Excerpts from a dataset:
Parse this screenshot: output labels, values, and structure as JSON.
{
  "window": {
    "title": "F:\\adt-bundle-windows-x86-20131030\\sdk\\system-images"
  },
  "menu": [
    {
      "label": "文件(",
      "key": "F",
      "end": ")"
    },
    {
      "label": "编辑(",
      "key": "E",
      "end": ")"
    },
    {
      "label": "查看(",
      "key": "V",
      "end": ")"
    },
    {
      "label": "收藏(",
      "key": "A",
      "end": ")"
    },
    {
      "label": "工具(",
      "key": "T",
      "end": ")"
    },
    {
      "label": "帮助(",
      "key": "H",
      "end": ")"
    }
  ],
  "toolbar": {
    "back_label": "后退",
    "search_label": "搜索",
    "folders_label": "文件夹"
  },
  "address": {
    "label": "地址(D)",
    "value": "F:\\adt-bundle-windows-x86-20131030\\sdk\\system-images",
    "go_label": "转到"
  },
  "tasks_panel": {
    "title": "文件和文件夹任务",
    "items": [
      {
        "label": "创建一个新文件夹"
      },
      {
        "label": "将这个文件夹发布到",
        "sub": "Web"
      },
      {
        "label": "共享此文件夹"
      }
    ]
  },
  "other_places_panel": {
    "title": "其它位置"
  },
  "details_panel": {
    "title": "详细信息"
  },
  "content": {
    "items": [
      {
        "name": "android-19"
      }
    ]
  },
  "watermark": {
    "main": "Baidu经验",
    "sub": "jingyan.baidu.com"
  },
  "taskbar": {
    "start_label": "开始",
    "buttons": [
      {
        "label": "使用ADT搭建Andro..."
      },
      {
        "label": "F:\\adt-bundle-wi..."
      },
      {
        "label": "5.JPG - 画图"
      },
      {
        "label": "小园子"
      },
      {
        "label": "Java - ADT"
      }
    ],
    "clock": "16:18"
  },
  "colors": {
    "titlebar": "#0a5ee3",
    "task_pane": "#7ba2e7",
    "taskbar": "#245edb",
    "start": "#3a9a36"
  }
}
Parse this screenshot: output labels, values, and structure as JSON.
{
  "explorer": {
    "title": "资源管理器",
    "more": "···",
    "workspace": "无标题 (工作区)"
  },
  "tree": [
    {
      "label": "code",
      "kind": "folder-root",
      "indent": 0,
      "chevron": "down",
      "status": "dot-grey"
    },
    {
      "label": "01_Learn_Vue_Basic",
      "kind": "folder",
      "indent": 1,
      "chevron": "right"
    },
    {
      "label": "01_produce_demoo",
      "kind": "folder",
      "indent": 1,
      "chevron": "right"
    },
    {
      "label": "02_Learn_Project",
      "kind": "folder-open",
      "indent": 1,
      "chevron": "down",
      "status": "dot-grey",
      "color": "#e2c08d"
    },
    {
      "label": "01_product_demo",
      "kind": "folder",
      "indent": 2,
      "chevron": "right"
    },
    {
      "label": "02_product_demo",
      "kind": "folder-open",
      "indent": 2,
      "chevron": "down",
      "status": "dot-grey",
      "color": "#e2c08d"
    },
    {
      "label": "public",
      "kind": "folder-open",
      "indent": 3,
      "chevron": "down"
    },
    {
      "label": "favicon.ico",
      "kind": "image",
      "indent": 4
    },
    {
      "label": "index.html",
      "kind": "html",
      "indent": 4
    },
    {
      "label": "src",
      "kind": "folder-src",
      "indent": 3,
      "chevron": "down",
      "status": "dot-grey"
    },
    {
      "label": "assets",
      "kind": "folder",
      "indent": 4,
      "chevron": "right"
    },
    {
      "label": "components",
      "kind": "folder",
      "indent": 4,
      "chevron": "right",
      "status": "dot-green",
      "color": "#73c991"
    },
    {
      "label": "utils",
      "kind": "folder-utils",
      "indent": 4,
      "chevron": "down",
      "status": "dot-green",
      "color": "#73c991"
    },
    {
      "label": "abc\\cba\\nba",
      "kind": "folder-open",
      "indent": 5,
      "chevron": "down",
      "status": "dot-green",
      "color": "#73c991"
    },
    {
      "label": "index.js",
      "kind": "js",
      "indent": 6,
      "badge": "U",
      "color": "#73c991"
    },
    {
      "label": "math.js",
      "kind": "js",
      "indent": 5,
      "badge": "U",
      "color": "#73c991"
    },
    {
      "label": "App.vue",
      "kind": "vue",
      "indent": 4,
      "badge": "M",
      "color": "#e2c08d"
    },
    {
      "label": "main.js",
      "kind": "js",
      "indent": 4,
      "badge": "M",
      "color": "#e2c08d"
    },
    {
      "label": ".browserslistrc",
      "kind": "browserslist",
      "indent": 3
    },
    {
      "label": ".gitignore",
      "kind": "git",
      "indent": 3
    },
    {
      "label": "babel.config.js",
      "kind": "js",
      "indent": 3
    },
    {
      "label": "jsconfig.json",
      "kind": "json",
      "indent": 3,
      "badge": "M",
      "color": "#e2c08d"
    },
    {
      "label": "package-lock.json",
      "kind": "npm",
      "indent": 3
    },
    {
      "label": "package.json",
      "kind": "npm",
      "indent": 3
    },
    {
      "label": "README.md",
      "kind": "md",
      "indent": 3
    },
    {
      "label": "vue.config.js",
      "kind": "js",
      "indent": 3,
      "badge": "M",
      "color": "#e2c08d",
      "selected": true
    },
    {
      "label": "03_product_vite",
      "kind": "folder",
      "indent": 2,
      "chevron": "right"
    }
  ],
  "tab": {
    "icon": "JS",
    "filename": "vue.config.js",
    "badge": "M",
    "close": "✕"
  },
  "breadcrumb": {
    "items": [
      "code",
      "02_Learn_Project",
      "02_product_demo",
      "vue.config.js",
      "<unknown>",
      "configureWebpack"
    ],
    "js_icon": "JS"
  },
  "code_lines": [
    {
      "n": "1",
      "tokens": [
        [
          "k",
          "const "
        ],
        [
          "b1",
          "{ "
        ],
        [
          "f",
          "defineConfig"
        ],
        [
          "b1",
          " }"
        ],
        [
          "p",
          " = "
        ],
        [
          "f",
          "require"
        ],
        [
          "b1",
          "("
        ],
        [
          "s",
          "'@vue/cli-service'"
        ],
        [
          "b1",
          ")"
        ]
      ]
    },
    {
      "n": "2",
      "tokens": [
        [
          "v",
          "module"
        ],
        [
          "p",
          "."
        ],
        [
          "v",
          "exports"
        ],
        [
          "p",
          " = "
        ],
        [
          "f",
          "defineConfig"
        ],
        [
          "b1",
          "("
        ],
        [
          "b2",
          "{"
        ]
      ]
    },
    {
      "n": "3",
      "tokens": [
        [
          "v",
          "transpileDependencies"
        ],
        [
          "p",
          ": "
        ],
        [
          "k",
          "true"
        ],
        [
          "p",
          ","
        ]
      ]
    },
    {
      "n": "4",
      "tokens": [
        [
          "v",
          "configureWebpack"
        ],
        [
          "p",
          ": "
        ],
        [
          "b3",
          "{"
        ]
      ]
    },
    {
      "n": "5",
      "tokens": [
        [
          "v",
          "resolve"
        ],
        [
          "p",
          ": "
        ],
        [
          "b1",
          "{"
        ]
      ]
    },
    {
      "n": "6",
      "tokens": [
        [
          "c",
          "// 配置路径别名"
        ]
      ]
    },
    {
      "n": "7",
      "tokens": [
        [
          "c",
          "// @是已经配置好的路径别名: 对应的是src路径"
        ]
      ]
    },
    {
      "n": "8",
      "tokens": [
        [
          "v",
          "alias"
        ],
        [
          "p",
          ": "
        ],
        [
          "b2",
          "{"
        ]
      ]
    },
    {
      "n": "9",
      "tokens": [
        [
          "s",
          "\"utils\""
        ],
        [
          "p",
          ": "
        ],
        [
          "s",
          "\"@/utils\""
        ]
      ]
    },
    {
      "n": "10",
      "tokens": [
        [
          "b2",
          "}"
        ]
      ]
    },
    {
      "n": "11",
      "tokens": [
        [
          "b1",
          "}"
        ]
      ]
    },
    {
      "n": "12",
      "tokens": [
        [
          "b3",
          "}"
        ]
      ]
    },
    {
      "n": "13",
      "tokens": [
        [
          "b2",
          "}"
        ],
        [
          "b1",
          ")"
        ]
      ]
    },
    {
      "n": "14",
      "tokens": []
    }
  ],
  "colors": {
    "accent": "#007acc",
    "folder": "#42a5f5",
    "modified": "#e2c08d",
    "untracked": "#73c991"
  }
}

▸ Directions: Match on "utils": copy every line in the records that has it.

▸ Answer to this exercise:
      "label": "utils",
      "kind": "folder-utils",
          "\"utils\""
          "\"@/utils\""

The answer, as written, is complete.